New scholarships are being posted on Bold.org consistently, giving you numerous opportunities for scholarships that are introduced and awarded within just a few months. Because of this, applying sooner will make more scholarships available to you during your search. Keeping this in mind, you can apply for many different scholarships without stressing about applications deadlines all at one time of the year.
There are essay prompts for many of the listed scholarships for minorities, so make sure that you don't underestimate the power of a well-written essay. Take time to plan what you want to write, and proofread your essay after finishing it to eliminate spelling and grammar errors. Each scholarship for Native Americans is slightly different, but if you stick to fundamental writing skills, you can make your essays stand out.
Scholarships with more eligibility requirements have fewer applicable students. With a more specific set of criteria, fewer students will apply, giving you a better chance at being selected for that specific scholarship for Native American students. Keep an eye out for scholarships with several requirements that you meet in order to give yourself your best chance of earning a more specialized scholarship.
For example, finding scholarships exclusively open to your education level, such as scholarships for undergraduate students or for high school seniors, will limit the competition and boost your chances of winning.
Take the time to fill out your Bold.org profile, putting in specifics that will help show donors who you are. For scholarships that don't require essays, this is especially useful, for students with completed profiles give information about themselves that would usually come up in an essay question. Additionally, filling out your profile completely will give you more Bold Points, opening up more exclusive scholarships that you can apply to.
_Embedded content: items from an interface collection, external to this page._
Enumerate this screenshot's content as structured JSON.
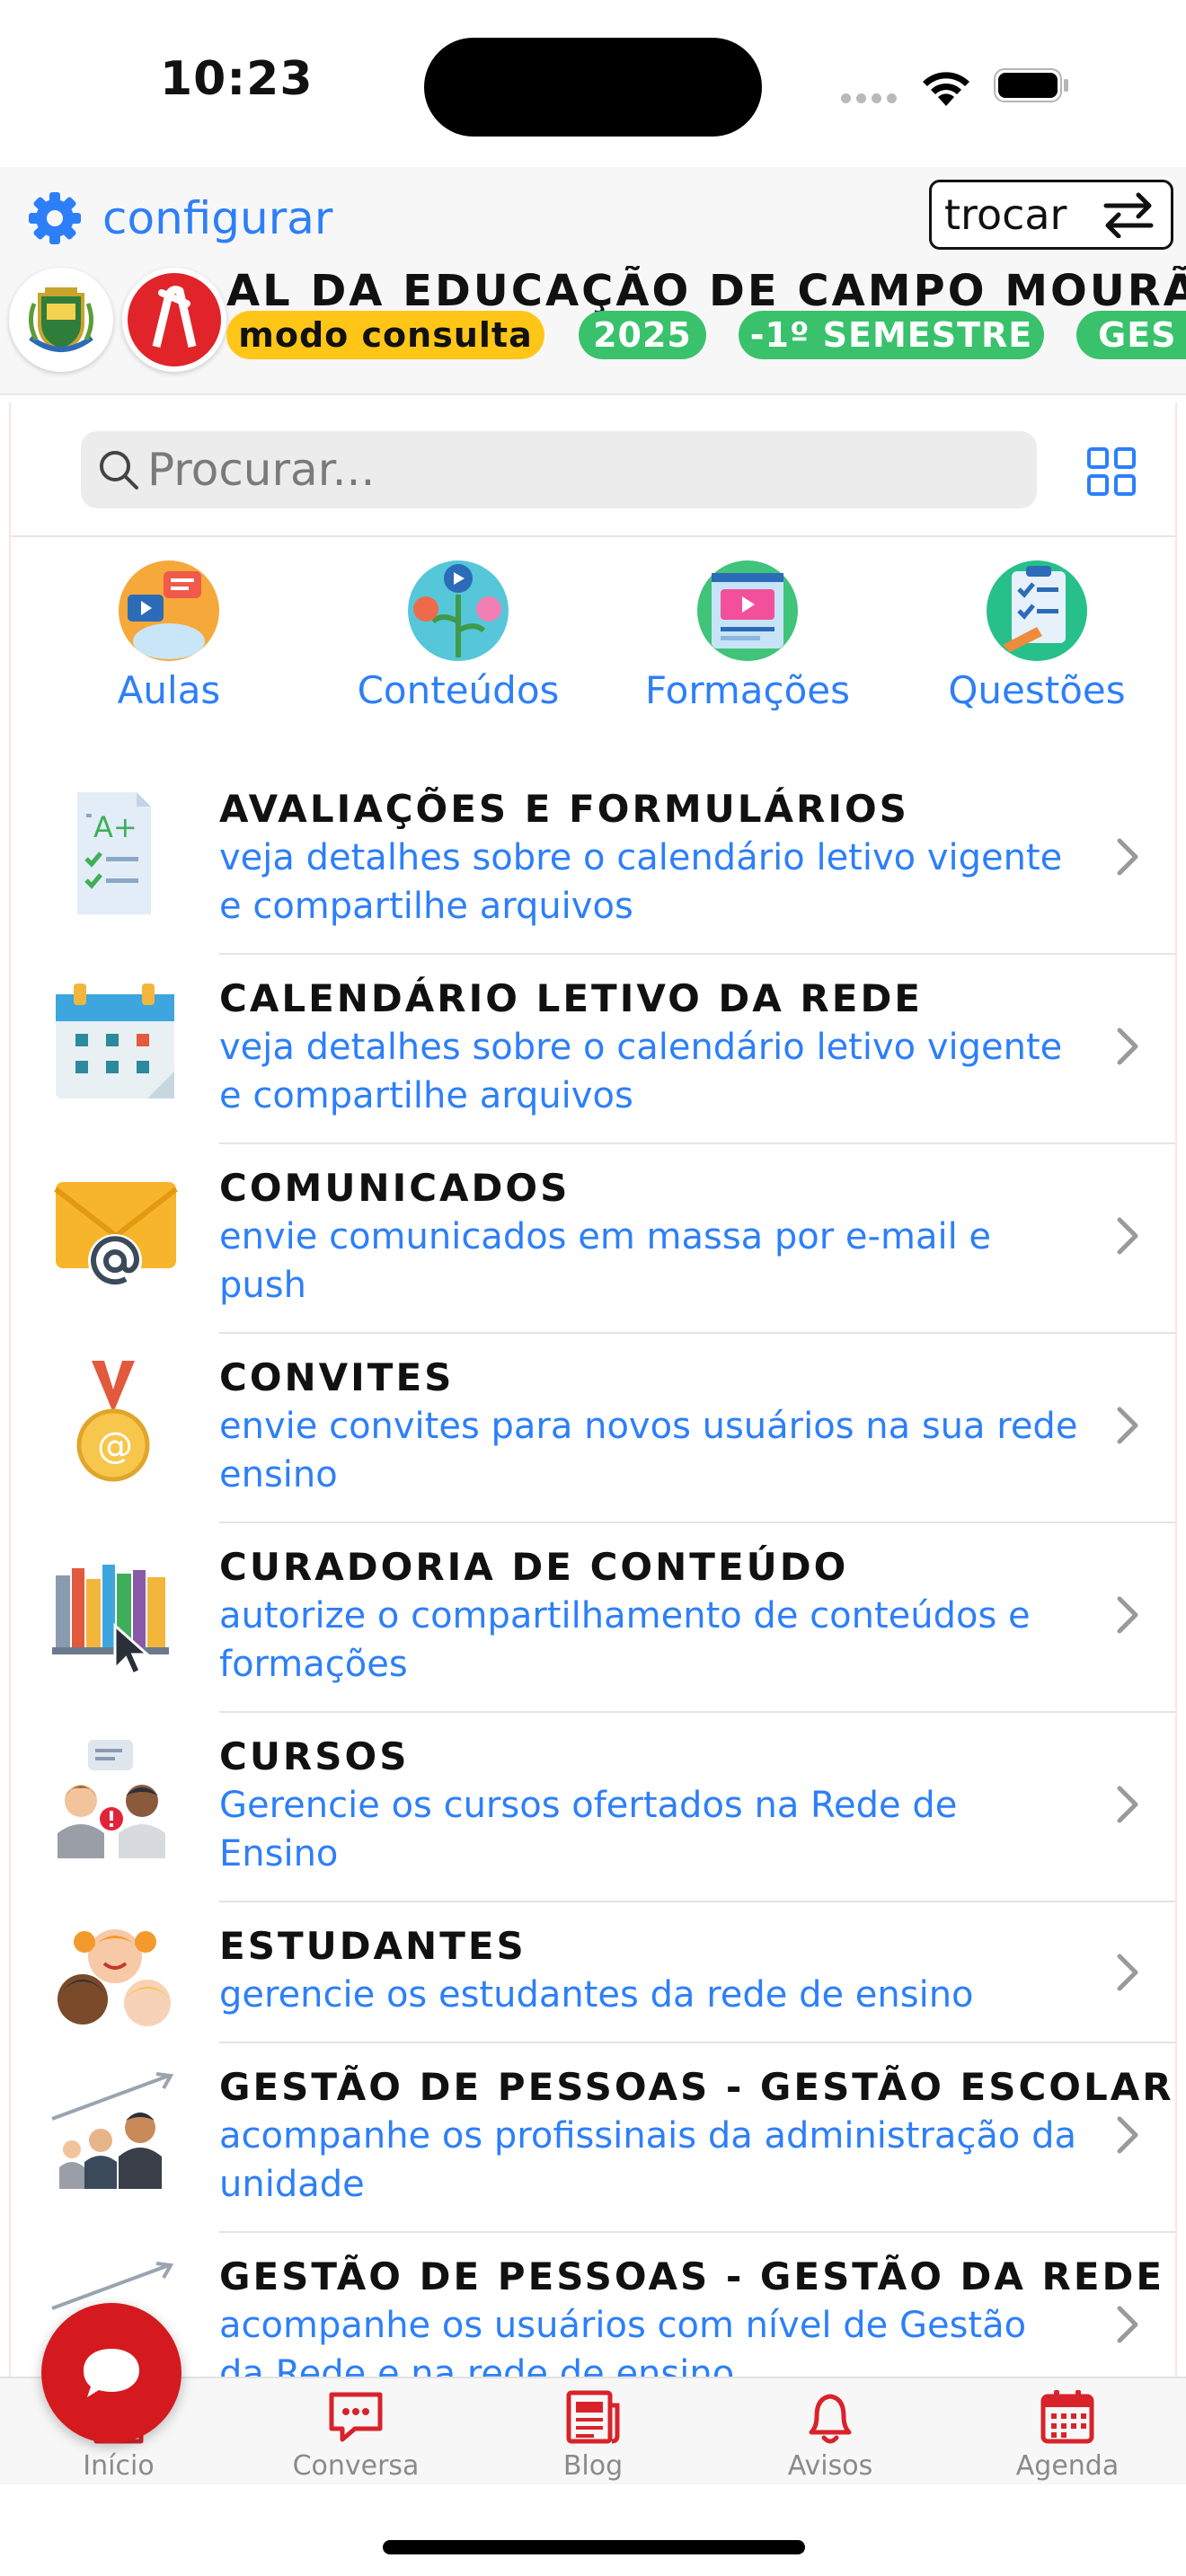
{
  "status": {
    "time": "10:23"
  },
  "header": {
    "config_label": "configurar",
    "switch_label": "trocar",
    "banner_title": "AL DA EDUCAÇÃO DE CAMPO MOURÃO",
    "chips": [
      "modo consulta",
      "2025",
      "-1º SEMESTRE",
      "GES"
    ]
  },
  "search": {
    "placeholder": "Procurar..."
  },
  "shortcuts": [
    {
      "label": "Aulas",
      "icon": "lessons-icon"
    },
    {
      "label": "Conteúdos",
      "icon": "contents-icon"
    },
    {
      "label": "Formações",
      "icon": "trainings-icon"
    },
    {
      "label": "Questões",
      "icon": "questions-icon"
    }
  ],
  "menu": [
    {
      "title": "AVALIAÇÕES E FORMULÁRIOS",
      "desc": "veja detalhes sobre o calendário letivo vigente e compartilhe arquivos"
    },
    {
      "title": "CALENDÁRIO LETIVO DA REDE",
      "desc": "veja detalhes sobre o calendário letivo vigente e compartilhe arquivos"
    },
    {
      "title": "COMUNICADOS",
      "desc": "envie comunicados em massa por e-mail e push"
    },
    {
      "title": "CONVITES",
      "desc": "envie convites para novos usuários na sua rede ensino"
    },
    {
      "title": "CURADORIA DE CONTEÚDO",
      "desc": "autorize o compartilhamento de conteúdos e formações"
    },
    {
      "title": "CURSOS",
      "desc": "Gerencie os cursos ofertados na Rede de Ensino"
    },
    {
      "title": "ESTUDANTES",
      "desc": "gerencie os estudantes da rede de ensino"
    },
    {
      "title": "GESTÃO DE PESSOAS - GESTÃO ESCOLAR",
      "desc": "acompanhe os profissinais da administração da unidade"
    },
    {
      "title": "GESTÃO DE PESSOAS - GESTÃO DA REDE",
      "desc": "acompanhe os usuários com nível de Gestão da Rede e na rede de ensino"
    }
  ],
  "tabs": [
    {
      "label": "Início"
    },
    {
      "label": "Conversa"
    },
    {
      "label": "Blog"
    },
    {
      "label": "Avisos"
    },
    {
      "label": "Agenda"
    }
  ],
  "colors": {
    "accent": "#2d7ff9",
    "brand_red": "#d41a1f",
    "chip_green": "#39c16c",
    "chip_yellow": "#ffc617"
  }
}
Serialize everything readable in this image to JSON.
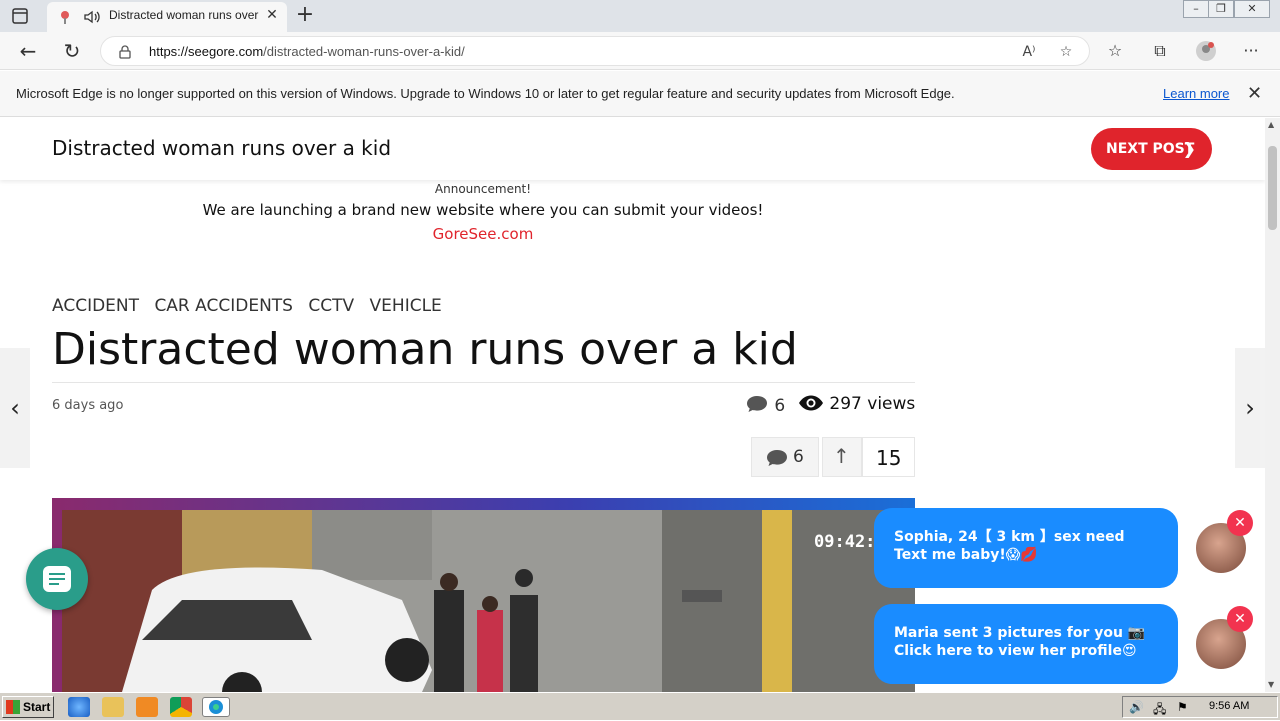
{
  "browser": {
    "tab_title": "Distracted woman runs over a kid",
    "url_host": "https://seegore.com",
    "url_path": "/distracted-woman-runs-over-a-kid/"
  },
  "infobar": {
    "message": "Microsoft Edge is no longer supported on this version of Windows. Upgrade to Windows 10 or later to get regular feature and security updates from Microsoft Edge.",
    "link": "Learn more"
  },
  "sticky_header": {
    "title": "Distracted woman runs over a kid",
    "next_post": "NEXT POST"
  },
  "announcement": {
    "label": "Announcement!",
    "text": "We are launching a brand new website where you can submit your videos!",
    "link": "GoreSee.com"
  },
  "article": {
    "categories": [
      "ACCIDENT",
      "CAR ACCIDENTS",
      "CCTV",
      "VEHICLE"
    ],
    "title": "Distracted woman runs over a kid",
    "date": "6 days ago",
    "comments": "6",
    "views": "297 views",
    "vote_comments": "6",
    "vote_score": "15"
  },
  "video": {
    "timestamp": "09:42:2"
  },
  "notifications": [
    {
      "text": "Sophia, 24【 3 km 】sex need Text me baby!😱💋"
    },
    {
      "text": "Maria sent 3 pictures for you 📷 Click here to view her profile😍"
    }
  ],
  "taskbar": {
    "start": "Start",
    "clock": "9:56 AM"
  },
  "colors": {
    "accent_red": "#e0242c",
    "notif_blue": "#1a8cff",
    "chat_green": "#2a9d8a"
  }
}
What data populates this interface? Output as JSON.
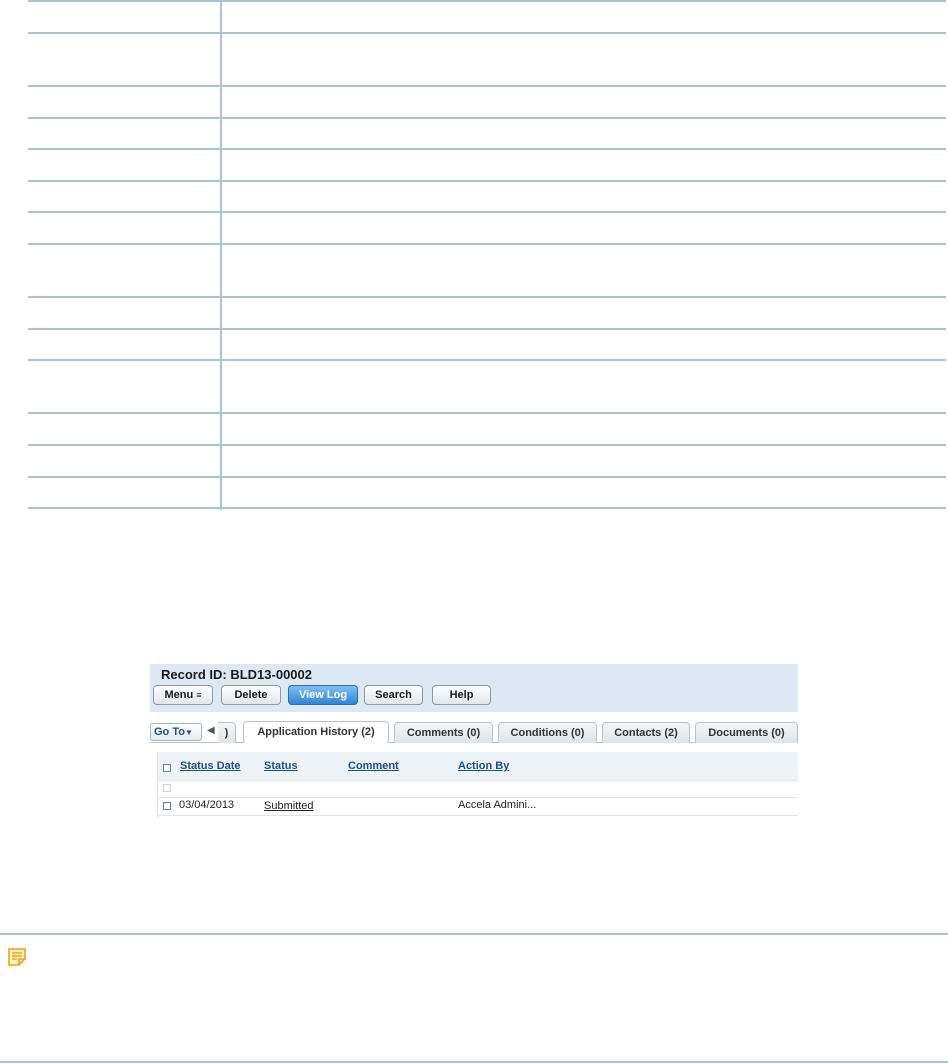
{
  "record": {
    "label": "Record ID: BLD13-00002"
  },
  "toolbar": {
    "menu_label": "Menu",
    "menu_glyph": "≡",
    "delete_label": "Delete",
    "view_log_label": "View Log",
    "search_label": "Search",
    "help_label": "Help",
    "active_color": "#3b8fd9"
  },
  "tabs": {
    "goto_label": "Go To",
    "prev_arrow": "◀",
    "clipped_label": ")",
    "items": [
      {
        "label": "Application History (2)",
        "active": true
      },
      {
        "label": "Comments (0)",
        "active": false
      },
      {
        "label": "Conditions (0)",
        "active": false
      },
      {
        "label": "Contacts (2)",
        "active": false
      },
      {
        "label": "Documents (0)",
        "active": false
      }
    ]
  },
  "grid": {
    "columns": [
      "Status Date",
      "Status",
      "Comment",
      "Action By"
    ],
    "rows": [
      {
        "status_date": "",
        "status": "",
        "comment": "",
        "action_by": ""
      },
      {
        "status_date": "03/04/2013",
        "status": "Submitted",
        "comment": "",
        "action_by": "Accela Admini..."
      }
    ]
  },
  "note": {
    "icon": "note-icon",
    "accent": "#f0a020"
  },
  "colors": {
    "rule": "#a9c4d6",
    "toolbar_bg": "#dde8f4",
    "link": "#1c4f86"
  }
}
Bold Points not only unlock special scholarships but are also a great way to make your application and profile stand out from the competition. You can earn more points by completing tasks, nominating students for scholarships, and even by asking questions to your colleges of interest. The more points you earn, the better!
By applying for scholarships with specific requirements like those for first-generation students, the chances of being chosen are higher. By applying for these scholarships, Native American students can meet their financial needs while minimizing their student loans, making it far easier for them to attend college.
Federal student aid often doesn't go far enough in meeting the financial need of students. To pick up the slack, Bold.org, a scholarship program committed to aiding first-generation scholars, is here to help.
A Native American scholarship is a source of financial aid for a student who is a part of a federally recognized tribe. If you are a Native Hawaiian, an Alaska Native, or Native American student living in the US, you are included in the definition of Native American, and you may apply for first-generation scholarships.
Bold.org is an easy and accessible way to find and apply for scholarships. To apply, just create a profile on Bold.org. Once you do, you can apply for hundreds of scholarships with a few clicks.
Any scholarship money earned on Bold.org is sent directly to the college you are attending and therefore is not considered to be taxable income. If you are a high school student, Bold.org will hold your scholarship money in an account until enrollment.